Not even a foot of snow could stop Burnley-Moran students from taking advantage of their garden. In January, students headed outside for a science lesson on states of matter (snow, water, steam). Thanks to our schools’ garden coordinators and the good folks at City Schoolyard Garden!
Second graders from Burnley-Moran have been partnering with a CHS AVID class this year, participating in activities such as reading, writing, coding, problem-solving, and even a field trip to CHS. Currently, they are working together to brainstorm real-world innovations that can be applied at Burnley-Moran.
Remember the awesome field trip day sponsored by the U.Va. women’s basketball team for area students? As a follow-up, the women’s team visited Clark to eat pizza and have a dance party with Mr. Geddy’s class (winners of the game’s poster contest). Thanks, team!
And U.Va. Today recently ran an article about how their College Mentors reach out to elementary students, including those at Clark, to introduce children to college life.
Greenbrier held its annual MLK Jr. Celebration with student readings and songs. They also held a Black History Day observation that brought African-American professionals from all walks of life to the school. The school’s PJ and Reading night has been rescheduled for 2/29.
Good luck to the Greenbrier and Johnson Odyssey of the Mind teams in their upcoming competition!
Jackson-Via recently held a very successful math night.
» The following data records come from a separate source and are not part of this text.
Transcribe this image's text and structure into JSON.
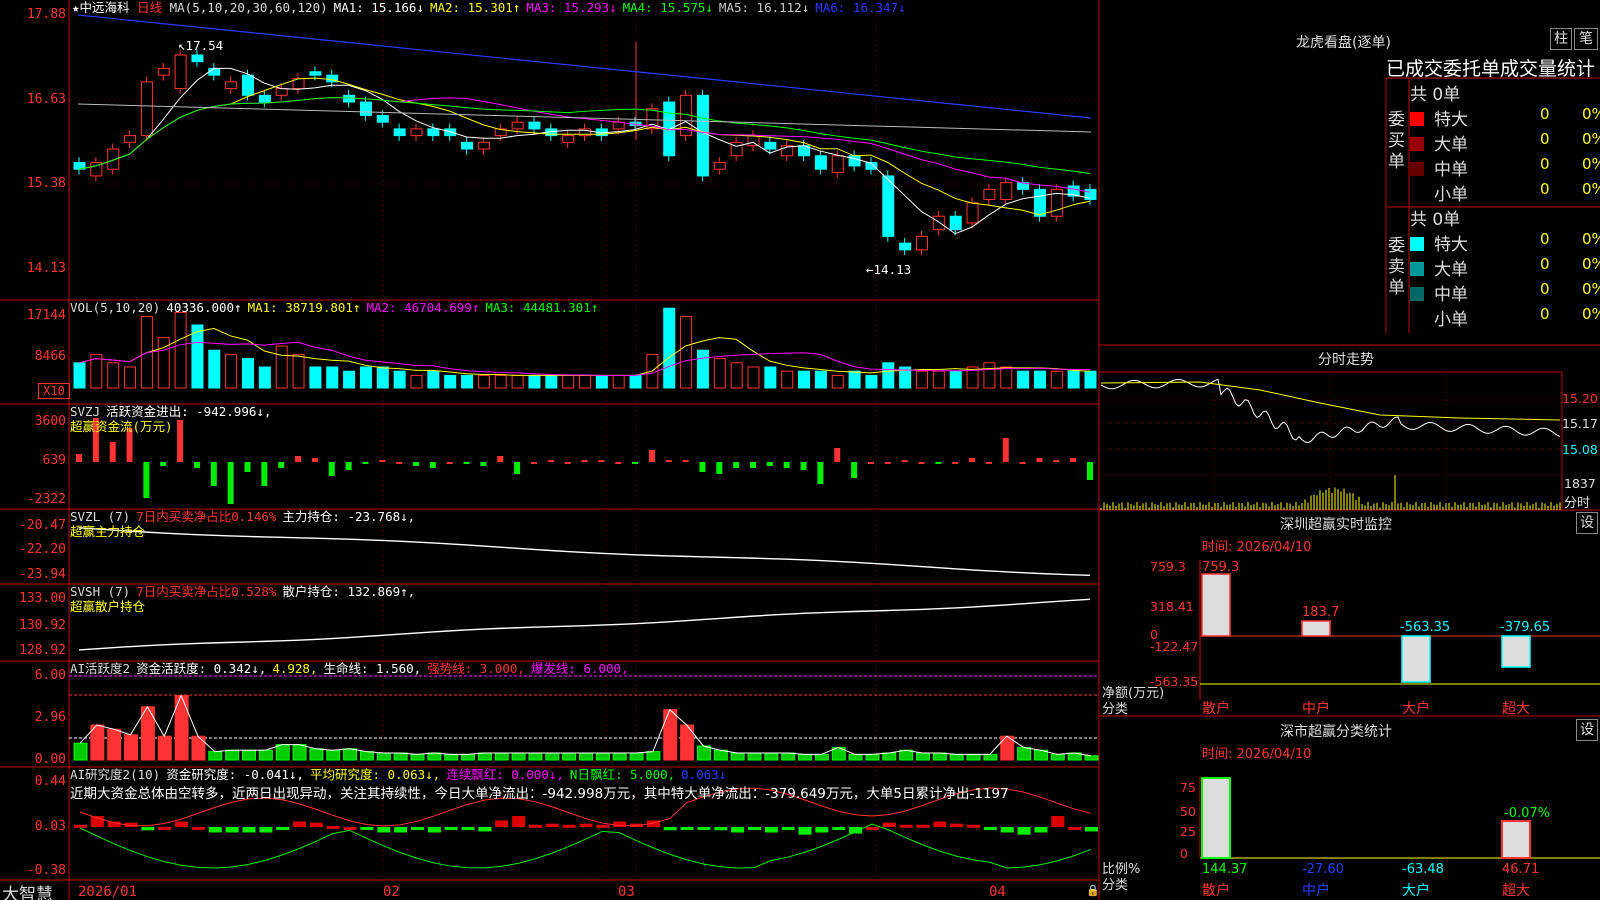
{
  "stock": {
    "star": "★",
    "name": "中远海科",
    "period": "日线"
  },
  "headers": {
    "price": [
      {
        "t": "MA(5,10,20,30,60,120)",
        "c": "#dddddd"
      },
      {
        "t": "MA1: 15.166↓",
        "c": "#ffffff"
      },
      {
        "t": "MA2: 15.301↑",
        "c": "#ffff00"
      },
      {
        "t": "MA3: 15.293↓",
        "c": "#ff00ff"
      },
      {
        "t": "MA4: 15.575↓",
        "c": "#00ff00"
      },
      {
        "t": "MA5: 16.112↓",
        "c": "#cccccc"
      },
      {
        "t": "MA6: 16.347↓",
        "c": "#2a3cff"
      }
    ],
    "vol": [
      {
        "t": "VOL(5,10,20)",
        "c": "#dddddd"
      },
      {
        "t": "40336.000↑",
        "c": "#ffffff"
      },
      {
        "t": "MA1: 38719.801↑",
        "c": "#ffff00"
      },
      {
        "t": "MA2: 46704.699↑",
        "c": "#ff00ff"
      },
      {
        "t": "MA3: 44481.301↑",
        "c": "#00ff00"
      }
    ],
    "svzj": [
      {
        "t": "SVZJ",
        "c": "#dddddd"
      },
      {
        "t": "活跃资金进出: -942.996↓,",
        "c": "#ffffff"
      }
    ],
    "svzj2": "超赢资金流(万元)",
    "svzl": [
      {
        "t": "SVZL (7)",
        "c": "#dddddd"
      },
      {
        "t": "7日内买卖净占比0.146%",
        "c": "#ff3333"
      },
      {
        "t": "主力持仓: -23.768↓,",
        "c": "#ffffff"
      }
    ],
    "svzl2": "超赢主力持仓",
    "svsh": [
      {
        "t": "SVSH (7)",
        "c": "#dddddd"
      },
      {
        "t": "7日内买卖净占比0.528%",
        "c": "#ff3333"
      },
      {
        "t": "散户持仓: 132.869↑,",
        "c": "#ffffff"
      }
    ],
    "svsh2": "超赢散户持仓",
    "ai1": [
      {
        "t": "AI活跃度2",
        "c": "#dddddd"
      },
      {
        "t": "资金活跃度: 0.342↓,",
        "c": "#ffffff"
      },
      {
        "t": "4.928,",
        "c": "#ffff00"
      },
      {
        "t": "生命线: 1.560,",
        "c": "#ffffff"
      },
      {
        "t": "强势线: 3.000,",
        "c": "#ff3333"
      },
      {
        "t": "爆发线: 6.000,",
        "c": "#ff00ff"
      }
    ],
    "ai2": [
      {
        "t": "AI研究度2(10)",
        "c": "#dddddd"
      },
      {
        "t": "资金研究度: -0.041↓,",
        "c": "#ffffff"
      },
      {
        "t": "平均研究度: 0.063↓,",
        "c": "#ffff00"
      },
      {
        "t": "连续飘红: 0.000↓,",
        "c": "#ff00ff"
      },
      {
        "t": "N日飘红: 5.000,",
        "c": "#00ff00"
      },
      {
        "t": "0.063↓",
        "c": "#2a3cff"
      }
    ],
    "ai2_note": "近期大资金总体由空转多，近两日出现异动，关注其持续性，今日大单净流出：-942.998万元，其中特大单净流出：-379.649万元，大单5日累计净出-1197"
  },
  "price_ticks": [
    "17.88",
    "16.63",
    "15.38",
    "14.13"
  ],
  "vol_ticks": [
    "17144",
    "8466"
  ],
  "vol_unit": "X10",
  "svzj_ticks": [
    "3600",
    "639",
    "-2322"
  ],
  "svzl_ticks": [
    "-20.47",
    "-22.20",
    "-23.94"
  ],
  "svsh_ticks": [
    "133.00",
    "130.92",
    "128.92"
  ],
  "ai1_ticks": [
    "6.00",
    "2.96",
    "0.00"
  ],
  "ai2_ticks": [
    "0.44",
    "0.03",
    "-0.38"
  ],
  "annot_high": "17.54",
  "annot_low": "14.13",
  "dates": [
    "2026/01",
    "02",
    "03",
    "04"
  ],
  "brand": "大智慧",
  "right": {
    "lhb_title": "龙虎看盘(逐单)",
    "btn_zhu": "柱",
    "btn_bi": "笔",
    "stats_title": "已成交委托单成交量统计",
    "buy_label": "委买单",
    "sell_label": "委卖单",
    "buy_total": "共 0单",
    "sell_total": "共 0单",
    "buy_rows": [
      {
        "name": "特大",
        "color": "#ff0000",
        "num": "0",
        "pct": "0%"
      },
      {
        "name": "大单",
        "color": "#990000",
        "num": "0",
        "pct": "0%"
      },
      {
        "name": "中单",
        "color": "#660000",
        "num": "0",
        "pct": "0%"
      },
      {
        "name": "小单",
        "color": "",
        "num": "0",
        "pct": "0%"
      }
    ],
    "sell_rows": [
      {
        "name": "特大",
        "color": "#00ffff",
        "num": "0",
        "pct": "0%"
      },
      {
        "name": "大单",
        "color": "#009999",
        "num": "0",
        "pct": "0%"
      },
      {
        "name": "中单",
        "color": "#006666",
        "num": "0",
        "pct": "0%"
      },
      {
        "name": "小单",
        "color": "",
        "num": "0",
        "pct": "0%"
      }
    ],
    "fs_title": "分时走势",
    "fs_ticks": [
      "15.20",
      "15.17",
      "15.08"
    ],
    "fs_vol": "1837",
    "fs_unit": "分时",
    "sz_title": "深圳超赢实时监控",
    "sz_btn": "设",
    "sz_time": "时间: 2026/04/10",
    "sz_ticks": [
      "759.3",
      "318.41",
      "0",
      "-122.47",
      "-563.35"
    ],
    "sz_values": [
      "759.3",
      "183.7",
      "-563.35",
      "-379.65"
    ],
    "sz_ylabel": "净额(万元)",
    "sz_xlabel": "分类",
    "cats": [
      "散户",
      "中户",
      "大户",
      "超大"
    ],
    "cl_title": "深市超赢分类统计",
    "cl_btn": "设",
    "cl_time": "时间: 2026/04/10",
    "cl_ticks": [
      "75",
      "50",
      "25",
      "0"
    ],
    "cl_top": "-0.07%",
    "cl_values": [
      "144.37",
      "-27.60",
      "-63.48",
      "46.71"
    ],
    "cl_ylabel": "比例%",
    "cl_xlabel": "分类"
  },
  "colors": {
    "up": "#ff3333",
    "down": "#00ffff",
    "grid": "#c00000"
  }
}
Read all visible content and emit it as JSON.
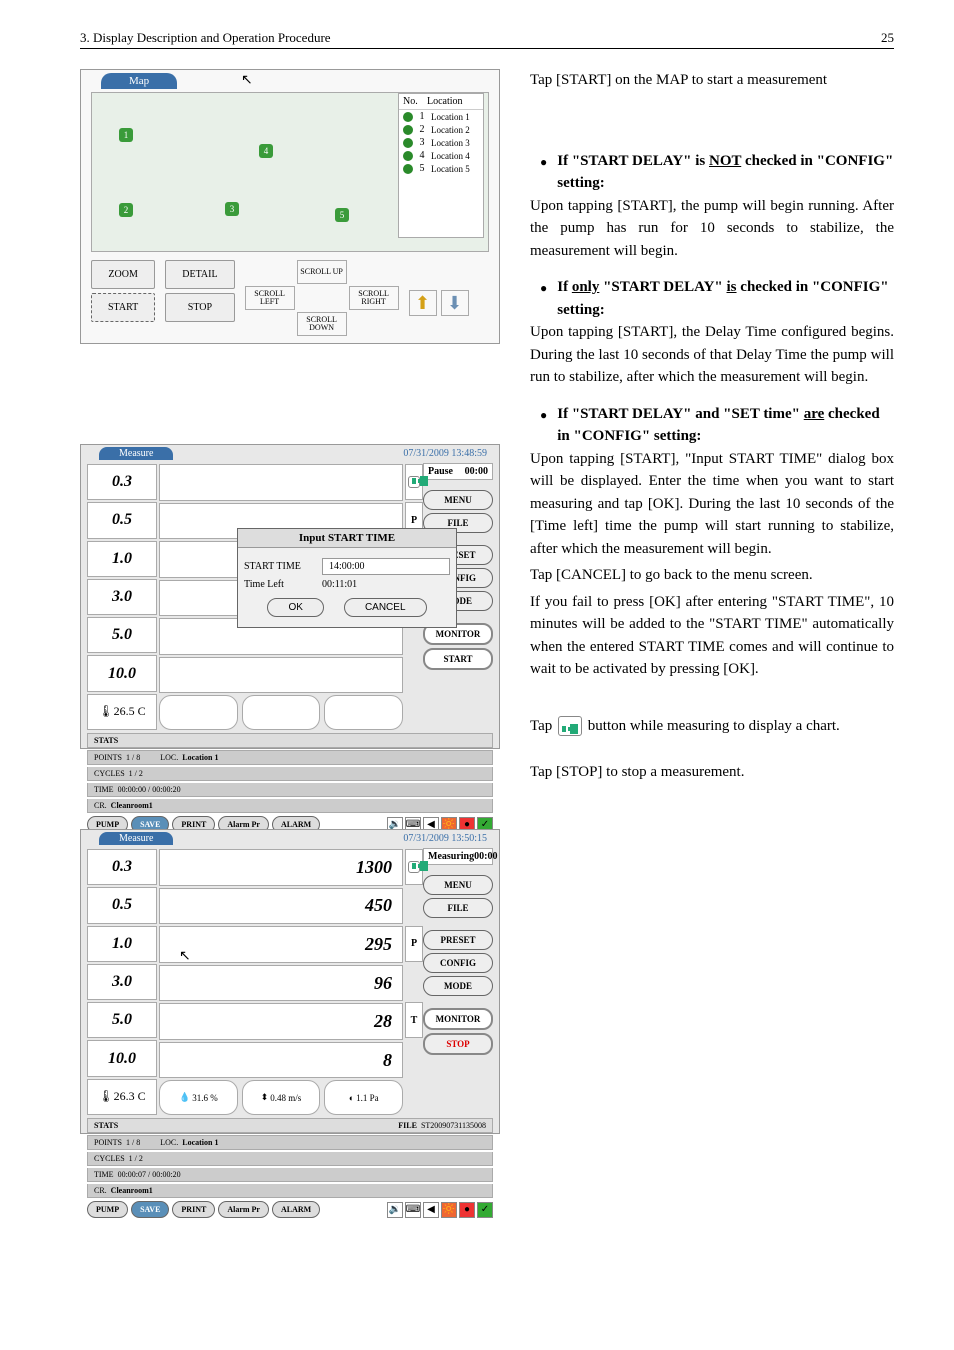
{
  "header": {
    "left": "3. Display Description and Operation Procedure",
    "right": "25"
  },
  "right_text": {
    "p1": "Tap [START] on the MAP to start a measurement",
    "b1_title_a": "If \"START DELAY\" is ",
    "b1_title_b": "NOT",
    "b1_title_c": " checked in \"CONFIG\" setting:",
    "b1_body": "Upon tapping [START], the pump will begin running. After the pump has run for 10 seconds to stabilize, the measurement will begin.",
    "b2_title_a": "If ",
    "b2_title_b": "only",
    "b2_title_c": " \"START DELAY\" ",
    "b2_title_d": "is",
    "b2_title_e": " checked in \"CONFIG\" setting:",
    "b2_body": "Upon tapping [START], the Delay Time configured begins. During the last 10 seconds of that Delay Time the pump will run to stabilize, after which the measurement will begin.",
    "b3_title_a": "If \"START DELAY\" and \"SET time\" ",
    "b3_title_b": "are",
    "b3_title_c": " checked in \"CONFIG\" setting:",
    "b3_body1": "Upon tapping [START], \"Input START TIME\" dialog box will be displayed. Enter the time when you want to start measuring and tap [OK]. During the last 10 seconds of the [Time left] time the pump will start running to stabilize, after which the measurement will begin.",
    "b3_body2": "Tap [CANCEL] to go back to the menu screen.",
    "b3_body3": "If you fail to press [OK] after entering \"START TIME\", 10 minutes will be added to the \"START TIME\" automatically when the entered START TIME comes and will continue to wait to be activated by pressing [OK].",
    "tap_chart_a": "Tap ",
    "tap_chart_b": " button while measuring to display a chart.",
    "stop": "Tap [STOP] to stop a measurement."
  },
  "map": {
    "tab": "Map",
    "legend_h1": "No.",
    "legend_h2": "Location",
    "locations": [
      {
        "no": "1",
        "name": "Location 1"
      },
      {
        "no": "2",
        "name": "Location 2"
      },
      {
        "no": "3",
        "name": "Location 3"
      },
      {
        "no": "4",
        "name": "Location 4"
      },
      {
        "no": "5",
        "name": "Location 5"
      }
    ],
    "zoom": "ZOOM",
    "detail": "DETAIL",
    "start": "START",
    "stop": "STOP",
    "scroll_up": "SCROLL UP",
    "scroll_left": "SCROLL LEFT",
    "scroll_right": "SCROLL RIGHT",
    "scroll_down": "SCROLL DOWN"
  },
  "measure": {
    "tab": "Measure",
    "sizes": [
      "0.3",
      "0.5",
      "1.0",
      "3.0",
      "5.0",
      "10.0"
    ],
    "temp1": "26.5 C",
    "temp2": "26.3 C",
    "humidity": "31.6 %",
    "airflow": "0.48 m/s",
    "pressure": "1.1 Pa",
    "timestamp1": "07/31/2009 13:48:59",
    "timestamp2": "07/31/2009 13:50:15",
    "pause": "Pause",
    "measuring": "Measuring",
    "pause_time": "00:00",
    "menu": "MENU",
    "file": "FILE",
    "preset": "PRESET",
    "config": "CONFIG",
    "mode": "MODE",
    "monitor": "MONITOR",
    "start": "START",
    "stop": "STOP",
    "pump": "PUMP",
    "save": "SAVE",
    "print": "PRINT",
    "alarmpr": "Alarm Pr",
    "alarm": "ALARM",
    "stats": "STATS",
    "file_label": "FILE",
    "file_id": "ST20090731135008",
    "points_label": "POINTS",
    "points": "1 / 8",
    "cycles_label": "CYCLES",
    "cycles": "1 / 2",
    "time_label": "TIME",
    "time": "00:00:07 / 00:00:20",
    "time_alt": "00:00:00 / 00:00:20",
    "cr_label": "CR.",
    "cr": "Cleanroom1",
    "loc_label": "LOC.",
    "loc": "Location 1",
    "counts": [
      "1300",
      "450",
      "295",
      "96",
      "28",
      "8"
    ],
    "ind_p": "P",
    "ind_t": "T"
  },
  "dialog": {
    "title": "Input START TIME",
    "start_time_label": "START TIME",
    "start_time": "14:00:00",
    "time_left_label": "Time Left",
    "time_left": "00:11:01",
    "ok": "OK",
    "cancel": "CANCEL"
  }
}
Parents, teachers, and CHS volunteers helped with math-related games, puzzles, and art activities. Plus, they had pizza. (Pizza is a natural way to learn about fractions, right?)
The STEAM Team is now underway at Johnson, with exposure to designing, building, coding, making, and more.
Venable 3rd-graders in Ms. Shook’s class recently wrote and recorded an original song with the newly founded group, Stories to Art. Meanwhile, 1st-graders held an Invention Convention using recyclables to let their imagination and problem-solving skills run free.
At their February 4 meeting, the School Board approved the 2016-17 academic calendar and voted to have a 2-hour delay on Tuesday, 3/1, to accommodate the presidential primary elections being held in the schools. They heard updates about the community-wide effort to expand preschool access, the new allergy protocol implemented at CHS and other schools, and ideas about renovating the track and field house at CHS. As part of national observations, the staff recognized several groups for appreciation: principals, school counselors, school boards, and school board clerks. The Board also continued budget discussions; the 2016-17 budget will be presented to City Council on 3/7.
Upcoming events include:
- March 1, 2-Hour Delay at All Schools (due to presidential primary elections)
- March 3, School Board Meeting, CHS Media Center, 5pm
- March 14-23 (except weekends), ArtConnections Division-Wide Exhibition at CHS Small Gym
- Mary 15-May 9, CCS Faculty Art Exhibition at MLKPAC lobby
- March 17-20, Theater CHS presents Aida
- March 19: Saturday Celebrations Family Event at ArtConnections, 10am-2pm
- March 21: Registration opens for Camp ExL (the summer CLASS camps)
- March 23: Open House with Musical Entertainment at ArtConnections, 4-8pm
- March 25: End of 3rd quarter
- March 30: All-City Choral Festival, 7pm, MLKPAC
- April 1: Snow Make-Up day
- View previous editions of the Superintendent Message.